Warwick Students’ Union (SU) succeeded in preventing a tuition fee rise for the 2016/17 academic year.
In September, the University of Warwick suggested it was going to raise tuition fee by £250 per year for both incoming and returning students.
The SU’s statement on Facebook on Monday 28 November claimed: “The proposed increase mirrored similar price-hikes introduced at institutions around the country, and was entirely at the University’s own discretion.”
The statement also commented that none of the Sabbatical Officers or any student of the University were consulted with regards this decision.
The Sabbatical Officer team exerted pressure on the University and managed to halt fees from rising this academic year.
However, the SU were not able to prevent tuition fees from rising in the next academic year.
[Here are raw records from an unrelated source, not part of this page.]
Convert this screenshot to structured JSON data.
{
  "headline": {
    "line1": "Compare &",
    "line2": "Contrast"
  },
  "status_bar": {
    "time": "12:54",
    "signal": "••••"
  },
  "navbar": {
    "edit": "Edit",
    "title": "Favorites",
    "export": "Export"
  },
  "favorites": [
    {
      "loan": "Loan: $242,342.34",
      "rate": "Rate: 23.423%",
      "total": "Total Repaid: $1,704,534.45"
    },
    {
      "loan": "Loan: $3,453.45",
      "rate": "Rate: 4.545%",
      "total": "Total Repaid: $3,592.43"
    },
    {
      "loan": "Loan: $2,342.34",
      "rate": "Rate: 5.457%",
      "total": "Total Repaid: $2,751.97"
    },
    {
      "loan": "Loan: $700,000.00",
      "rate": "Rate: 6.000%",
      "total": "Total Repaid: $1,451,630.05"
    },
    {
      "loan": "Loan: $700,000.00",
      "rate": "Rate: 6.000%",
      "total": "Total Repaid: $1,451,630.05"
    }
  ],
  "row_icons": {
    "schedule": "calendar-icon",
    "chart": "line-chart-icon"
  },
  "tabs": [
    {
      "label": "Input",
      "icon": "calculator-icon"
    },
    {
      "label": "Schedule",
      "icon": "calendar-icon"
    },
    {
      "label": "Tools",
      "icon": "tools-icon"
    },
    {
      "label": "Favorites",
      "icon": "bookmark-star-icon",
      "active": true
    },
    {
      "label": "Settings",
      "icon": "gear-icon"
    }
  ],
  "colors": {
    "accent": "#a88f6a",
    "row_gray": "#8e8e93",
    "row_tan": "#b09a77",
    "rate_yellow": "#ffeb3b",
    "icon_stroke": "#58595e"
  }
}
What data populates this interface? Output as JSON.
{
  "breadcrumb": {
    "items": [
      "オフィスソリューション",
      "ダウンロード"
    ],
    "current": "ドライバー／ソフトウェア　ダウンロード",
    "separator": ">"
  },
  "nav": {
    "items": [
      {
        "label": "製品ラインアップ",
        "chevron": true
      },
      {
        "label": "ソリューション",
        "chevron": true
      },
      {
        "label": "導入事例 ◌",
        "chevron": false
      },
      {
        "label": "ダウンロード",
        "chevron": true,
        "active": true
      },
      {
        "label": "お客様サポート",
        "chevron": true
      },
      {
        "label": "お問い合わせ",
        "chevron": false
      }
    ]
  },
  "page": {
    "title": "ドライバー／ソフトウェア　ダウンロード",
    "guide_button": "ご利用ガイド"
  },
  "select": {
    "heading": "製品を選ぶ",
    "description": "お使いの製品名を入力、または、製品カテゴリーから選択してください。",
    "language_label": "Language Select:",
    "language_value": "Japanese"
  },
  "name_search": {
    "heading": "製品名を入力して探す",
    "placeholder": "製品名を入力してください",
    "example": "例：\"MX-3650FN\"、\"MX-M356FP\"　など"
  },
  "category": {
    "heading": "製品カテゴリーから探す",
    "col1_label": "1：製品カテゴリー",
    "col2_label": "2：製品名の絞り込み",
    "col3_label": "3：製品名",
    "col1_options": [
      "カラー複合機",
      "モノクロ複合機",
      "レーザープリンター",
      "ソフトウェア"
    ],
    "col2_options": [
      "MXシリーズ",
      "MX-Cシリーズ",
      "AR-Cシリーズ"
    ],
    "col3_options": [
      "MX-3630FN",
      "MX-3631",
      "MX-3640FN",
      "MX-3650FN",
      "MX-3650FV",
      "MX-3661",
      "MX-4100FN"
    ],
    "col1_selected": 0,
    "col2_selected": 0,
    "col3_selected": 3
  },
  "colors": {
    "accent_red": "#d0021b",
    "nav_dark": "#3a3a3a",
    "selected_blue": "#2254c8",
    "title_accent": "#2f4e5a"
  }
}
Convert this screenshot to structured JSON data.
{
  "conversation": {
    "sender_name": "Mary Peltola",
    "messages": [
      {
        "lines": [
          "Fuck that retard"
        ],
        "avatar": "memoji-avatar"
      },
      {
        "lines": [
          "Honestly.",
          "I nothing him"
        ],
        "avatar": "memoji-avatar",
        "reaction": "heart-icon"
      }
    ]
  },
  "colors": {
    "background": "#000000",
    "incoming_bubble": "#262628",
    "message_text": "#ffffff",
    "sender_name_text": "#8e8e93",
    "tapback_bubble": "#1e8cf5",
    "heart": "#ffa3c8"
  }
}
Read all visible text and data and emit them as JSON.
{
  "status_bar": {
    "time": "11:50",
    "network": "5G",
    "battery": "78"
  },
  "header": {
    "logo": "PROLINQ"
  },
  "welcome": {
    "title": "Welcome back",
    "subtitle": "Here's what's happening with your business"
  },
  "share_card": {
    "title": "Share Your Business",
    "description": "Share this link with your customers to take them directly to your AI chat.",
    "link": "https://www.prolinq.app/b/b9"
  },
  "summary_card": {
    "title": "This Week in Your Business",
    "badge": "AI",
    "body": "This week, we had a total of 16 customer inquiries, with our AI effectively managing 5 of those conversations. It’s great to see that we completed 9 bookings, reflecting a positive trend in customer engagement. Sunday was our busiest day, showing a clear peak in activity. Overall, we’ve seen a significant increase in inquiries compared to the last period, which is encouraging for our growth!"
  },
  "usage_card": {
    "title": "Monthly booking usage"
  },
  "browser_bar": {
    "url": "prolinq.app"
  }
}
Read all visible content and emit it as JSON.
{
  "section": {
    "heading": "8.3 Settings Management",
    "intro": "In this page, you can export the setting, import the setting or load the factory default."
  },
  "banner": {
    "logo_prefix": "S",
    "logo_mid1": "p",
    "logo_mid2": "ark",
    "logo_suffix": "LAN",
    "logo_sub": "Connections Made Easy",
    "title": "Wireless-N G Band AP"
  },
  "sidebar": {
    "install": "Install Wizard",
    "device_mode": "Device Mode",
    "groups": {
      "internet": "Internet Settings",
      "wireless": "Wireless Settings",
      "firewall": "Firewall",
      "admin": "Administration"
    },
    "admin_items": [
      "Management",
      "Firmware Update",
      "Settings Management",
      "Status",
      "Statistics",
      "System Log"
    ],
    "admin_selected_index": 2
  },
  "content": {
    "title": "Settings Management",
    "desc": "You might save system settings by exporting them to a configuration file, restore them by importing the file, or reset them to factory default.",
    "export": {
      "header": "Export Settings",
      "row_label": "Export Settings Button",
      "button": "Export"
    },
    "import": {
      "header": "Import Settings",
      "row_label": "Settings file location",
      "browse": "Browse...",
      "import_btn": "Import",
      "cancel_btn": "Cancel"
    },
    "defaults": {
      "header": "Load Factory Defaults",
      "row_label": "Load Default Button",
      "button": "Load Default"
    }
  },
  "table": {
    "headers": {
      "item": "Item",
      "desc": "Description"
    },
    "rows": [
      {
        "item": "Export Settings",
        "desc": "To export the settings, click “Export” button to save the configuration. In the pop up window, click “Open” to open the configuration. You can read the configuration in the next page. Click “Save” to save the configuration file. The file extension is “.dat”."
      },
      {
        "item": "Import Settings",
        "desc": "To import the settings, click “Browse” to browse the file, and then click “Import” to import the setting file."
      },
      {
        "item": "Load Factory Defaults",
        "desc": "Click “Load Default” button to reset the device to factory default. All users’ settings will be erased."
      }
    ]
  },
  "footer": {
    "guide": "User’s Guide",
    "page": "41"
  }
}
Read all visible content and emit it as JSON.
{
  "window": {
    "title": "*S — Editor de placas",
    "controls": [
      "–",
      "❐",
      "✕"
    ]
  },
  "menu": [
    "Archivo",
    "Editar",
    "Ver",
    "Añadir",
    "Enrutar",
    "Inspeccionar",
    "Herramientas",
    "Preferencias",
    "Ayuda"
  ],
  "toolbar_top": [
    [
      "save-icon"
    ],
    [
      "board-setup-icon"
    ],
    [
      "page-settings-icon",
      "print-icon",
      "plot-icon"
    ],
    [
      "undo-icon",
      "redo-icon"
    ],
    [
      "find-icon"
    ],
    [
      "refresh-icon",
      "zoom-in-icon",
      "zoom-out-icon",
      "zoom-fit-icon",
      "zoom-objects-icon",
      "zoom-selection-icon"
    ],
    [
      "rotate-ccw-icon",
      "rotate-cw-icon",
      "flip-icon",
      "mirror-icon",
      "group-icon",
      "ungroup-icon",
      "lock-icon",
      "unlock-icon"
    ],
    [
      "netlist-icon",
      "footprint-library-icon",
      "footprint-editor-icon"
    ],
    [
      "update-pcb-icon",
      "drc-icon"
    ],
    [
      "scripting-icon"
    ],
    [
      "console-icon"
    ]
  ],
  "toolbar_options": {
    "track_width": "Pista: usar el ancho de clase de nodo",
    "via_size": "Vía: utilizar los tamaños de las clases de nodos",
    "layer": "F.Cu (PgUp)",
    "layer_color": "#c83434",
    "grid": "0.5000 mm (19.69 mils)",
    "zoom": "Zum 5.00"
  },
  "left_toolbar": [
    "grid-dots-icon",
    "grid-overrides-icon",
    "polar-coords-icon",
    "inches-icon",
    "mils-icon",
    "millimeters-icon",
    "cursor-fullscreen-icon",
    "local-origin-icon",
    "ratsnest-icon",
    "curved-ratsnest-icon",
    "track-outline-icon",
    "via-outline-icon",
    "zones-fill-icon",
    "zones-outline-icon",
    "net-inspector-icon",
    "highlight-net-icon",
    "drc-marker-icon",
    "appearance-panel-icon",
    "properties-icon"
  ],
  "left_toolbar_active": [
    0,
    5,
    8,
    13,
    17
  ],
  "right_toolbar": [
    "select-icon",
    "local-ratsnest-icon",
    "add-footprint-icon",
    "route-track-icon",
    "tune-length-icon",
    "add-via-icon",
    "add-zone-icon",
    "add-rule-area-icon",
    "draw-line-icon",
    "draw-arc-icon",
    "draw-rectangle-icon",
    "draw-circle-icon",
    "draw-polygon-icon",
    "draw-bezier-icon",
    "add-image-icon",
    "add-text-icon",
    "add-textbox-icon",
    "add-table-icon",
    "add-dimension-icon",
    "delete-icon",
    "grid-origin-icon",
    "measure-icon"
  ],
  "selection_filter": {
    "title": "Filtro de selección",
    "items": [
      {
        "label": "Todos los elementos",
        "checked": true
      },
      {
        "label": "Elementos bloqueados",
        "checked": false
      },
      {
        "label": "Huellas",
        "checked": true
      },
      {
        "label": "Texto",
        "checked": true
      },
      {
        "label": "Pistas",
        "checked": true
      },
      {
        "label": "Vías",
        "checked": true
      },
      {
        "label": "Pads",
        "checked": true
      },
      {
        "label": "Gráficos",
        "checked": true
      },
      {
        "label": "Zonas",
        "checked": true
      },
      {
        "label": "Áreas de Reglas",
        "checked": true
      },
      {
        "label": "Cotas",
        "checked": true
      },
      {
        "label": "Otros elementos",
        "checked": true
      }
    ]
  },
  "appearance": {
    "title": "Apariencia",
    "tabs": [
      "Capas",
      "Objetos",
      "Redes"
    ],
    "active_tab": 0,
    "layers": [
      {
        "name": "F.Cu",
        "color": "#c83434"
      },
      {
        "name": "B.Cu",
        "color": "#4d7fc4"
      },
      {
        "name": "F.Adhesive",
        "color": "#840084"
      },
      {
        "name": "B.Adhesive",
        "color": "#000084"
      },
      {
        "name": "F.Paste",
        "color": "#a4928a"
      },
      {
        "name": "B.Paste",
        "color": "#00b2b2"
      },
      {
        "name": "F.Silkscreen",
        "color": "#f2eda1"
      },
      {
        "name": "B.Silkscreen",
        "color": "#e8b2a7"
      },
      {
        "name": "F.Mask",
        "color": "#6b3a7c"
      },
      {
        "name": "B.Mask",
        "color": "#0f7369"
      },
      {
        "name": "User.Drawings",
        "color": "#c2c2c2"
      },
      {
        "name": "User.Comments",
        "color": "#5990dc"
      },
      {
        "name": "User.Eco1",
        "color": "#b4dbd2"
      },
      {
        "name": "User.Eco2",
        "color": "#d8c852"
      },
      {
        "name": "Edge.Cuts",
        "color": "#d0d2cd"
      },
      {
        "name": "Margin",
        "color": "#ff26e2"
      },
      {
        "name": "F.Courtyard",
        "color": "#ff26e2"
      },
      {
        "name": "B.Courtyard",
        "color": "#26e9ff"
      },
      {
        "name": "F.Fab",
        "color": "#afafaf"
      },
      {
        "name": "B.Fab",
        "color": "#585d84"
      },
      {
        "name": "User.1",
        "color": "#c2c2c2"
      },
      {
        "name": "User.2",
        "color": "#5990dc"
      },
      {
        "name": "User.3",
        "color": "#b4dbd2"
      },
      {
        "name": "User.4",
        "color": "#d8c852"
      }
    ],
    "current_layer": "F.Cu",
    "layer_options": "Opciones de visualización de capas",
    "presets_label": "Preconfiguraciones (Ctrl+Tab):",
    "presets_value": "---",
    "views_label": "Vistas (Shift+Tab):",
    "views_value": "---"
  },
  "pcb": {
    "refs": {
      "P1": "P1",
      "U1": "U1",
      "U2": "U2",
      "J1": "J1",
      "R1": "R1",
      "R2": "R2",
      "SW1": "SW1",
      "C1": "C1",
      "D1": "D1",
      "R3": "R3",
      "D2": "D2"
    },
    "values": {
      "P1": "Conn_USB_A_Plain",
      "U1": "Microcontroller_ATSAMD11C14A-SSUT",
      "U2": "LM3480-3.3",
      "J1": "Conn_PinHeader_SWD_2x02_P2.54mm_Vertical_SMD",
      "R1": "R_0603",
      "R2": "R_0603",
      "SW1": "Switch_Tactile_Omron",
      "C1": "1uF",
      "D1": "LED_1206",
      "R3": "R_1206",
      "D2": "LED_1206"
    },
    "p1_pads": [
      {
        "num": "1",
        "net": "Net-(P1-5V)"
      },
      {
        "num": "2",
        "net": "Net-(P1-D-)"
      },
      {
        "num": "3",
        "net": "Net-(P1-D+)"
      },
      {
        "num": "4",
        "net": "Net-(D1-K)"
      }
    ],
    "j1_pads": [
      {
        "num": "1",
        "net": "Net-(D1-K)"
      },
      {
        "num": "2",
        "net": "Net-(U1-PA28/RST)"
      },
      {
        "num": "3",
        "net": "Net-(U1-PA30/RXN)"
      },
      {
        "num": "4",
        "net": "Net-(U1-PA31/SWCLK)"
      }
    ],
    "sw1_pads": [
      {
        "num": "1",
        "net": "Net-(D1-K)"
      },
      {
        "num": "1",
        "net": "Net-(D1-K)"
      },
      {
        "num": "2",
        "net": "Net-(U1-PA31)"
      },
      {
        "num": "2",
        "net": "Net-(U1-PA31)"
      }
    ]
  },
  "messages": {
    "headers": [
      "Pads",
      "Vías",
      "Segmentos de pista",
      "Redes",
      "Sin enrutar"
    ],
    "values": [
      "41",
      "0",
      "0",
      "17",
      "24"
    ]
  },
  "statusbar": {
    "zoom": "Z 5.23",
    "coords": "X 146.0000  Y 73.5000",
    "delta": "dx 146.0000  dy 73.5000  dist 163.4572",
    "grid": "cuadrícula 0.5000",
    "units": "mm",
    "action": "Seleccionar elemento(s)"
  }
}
First-year students arriving in October 2017 will be expected to pay the new £9,250 annual fees. This will not apply to current students.
We have to raise our fees in line with the new government regulations because it is vital that the University has the income it needs to match our increasing costs.
Peter Dunn, Director of Press and Policy
The SU’s statement on Facebook warned: “If allowed to go unchallenged, such actions set an alarming precedent for future years, while offering yet another stark glimpse into the creeping marketisation of Higher Education proposed by the government’s recent HE Bill.”
Over the summer the government published plans which would allow universities to increase fees to £9,250 from 2017/18.
The SU’s statement commented: “This win shows the power of students’ unions and how crucial it is that we stand up and challenge the University on these key issues.
“We have to exert pressure wherever and whenever damaging decisions are being made.”
Peter Dunn, Director of Press and Policy at Warwick, said: “We have to raise our fees in line with the new government regulations because it is vital that the University has the income it needs to match our increasing costs.
“This supports the long-term sustainability of the University, enables Warwick to maintain the high quality of our provision for students, and it enables us to invest in future enhancements to our campus and teaching and learning.”
This win shows the power of Students’ Unions and how crucial it is that we stand up and challenge the University on these key issues. We have to exert pressure wherever and whenever damaging decisions are being made.
Rhal Ssan, a second-year PPE student, reacted: “While I understand that it makes sense for tuition fees to rise by £250 as they have been frozen in cash terms for around 4 years now, it is yet another sign that we need a fundamental re-think of our higher education system.
“Fees are only ever going to get higher and the decision by Warwick is emblematic of this. We need radical change.”
Gemma Turner, a Sociology third-year, commented: “In general it is ridiculous that universities are increasing fees at all, but to be honest I think a one year stoppage of £250 (which, in the scheme of £9000, is nothing) doesn’t feel like a big deal.
“If the SU were going to get the rise stopped it needed to be for next year as well to have any real impact.”
When asked how the SU will try to prevent further fee rises, Luke Pilot, President of Warwick SU, responded that they will continue to raise awareness about how the marketization process and Teaching Excellence Framework (TEF) will affect students.
Their main tactic will be to tackle fee rises through the National Student Survey (NSS) boycott which passed at the Term 1 All Student Meeting.
Luke warned that unless students stand up for their rights, fee increases will get worse.
He said: “We need our members to table these issues at their Student-Staff Liaison Committees (SSCL), to join us in the campaigns we coordinate and show support for their fellow students and academic staff by getting involved; every student’s voice counts, and every prospective student deserves a say.”